◆ **EXERCISE**
In full and without change, return each entry.

[Component data from apps and pages]
•••

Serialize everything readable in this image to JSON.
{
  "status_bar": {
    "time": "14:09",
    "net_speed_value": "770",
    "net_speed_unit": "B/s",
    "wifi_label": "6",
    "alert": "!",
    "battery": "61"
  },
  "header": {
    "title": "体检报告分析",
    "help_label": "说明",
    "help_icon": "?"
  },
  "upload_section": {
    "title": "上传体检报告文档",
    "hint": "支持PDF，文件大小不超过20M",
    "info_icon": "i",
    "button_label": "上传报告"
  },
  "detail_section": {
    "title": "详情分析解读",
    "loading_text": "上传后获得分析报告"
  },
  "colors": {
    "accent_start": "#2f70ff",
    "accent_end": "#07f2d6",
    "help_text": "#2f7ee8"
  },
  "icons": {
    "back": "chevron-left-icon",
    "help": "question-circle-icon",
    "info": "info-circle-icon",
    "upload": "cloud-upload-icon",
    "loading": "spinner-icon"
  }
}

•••

◆ **YOUR SOLUTION**
Serialize everything readable in this image to JSON.
{
  "status_bar": {
    "time": "14:09",
    "net_speed_value": "770",
    "net_speed_unit": "B/s",
    "wifi_label": "6",
    "alert": "!",
    "battery": "61"
  },
  "header": {
    "title": "体检报告分析",
    "help_label": "说明",
    "help_icon": "?"
  },
  "upload_section": {
    "title": "上传体检报告文档",
    "hint": "支持PDF，文件大小不超过20M",
    "info_icon": "i",
    "button_label": "上传报告"
  },
  "detail_section": {
    "title": "详情分析解读",
    "loading_text": "上传后获得分析报告"
  },
  "colors": {
    "accent_start": "#2f70ff",
    "accent_end": "#07f2d6",
    "help_text": "#2f7ee8"
  },
  "icons": {
    "back": "chevron-left-icon",
    "help": "question-circle-icon",
    "info": "info-circle-icon",
    "upload": "cloud-upload-icon",
    "loading": "spinner-icon"
  }
}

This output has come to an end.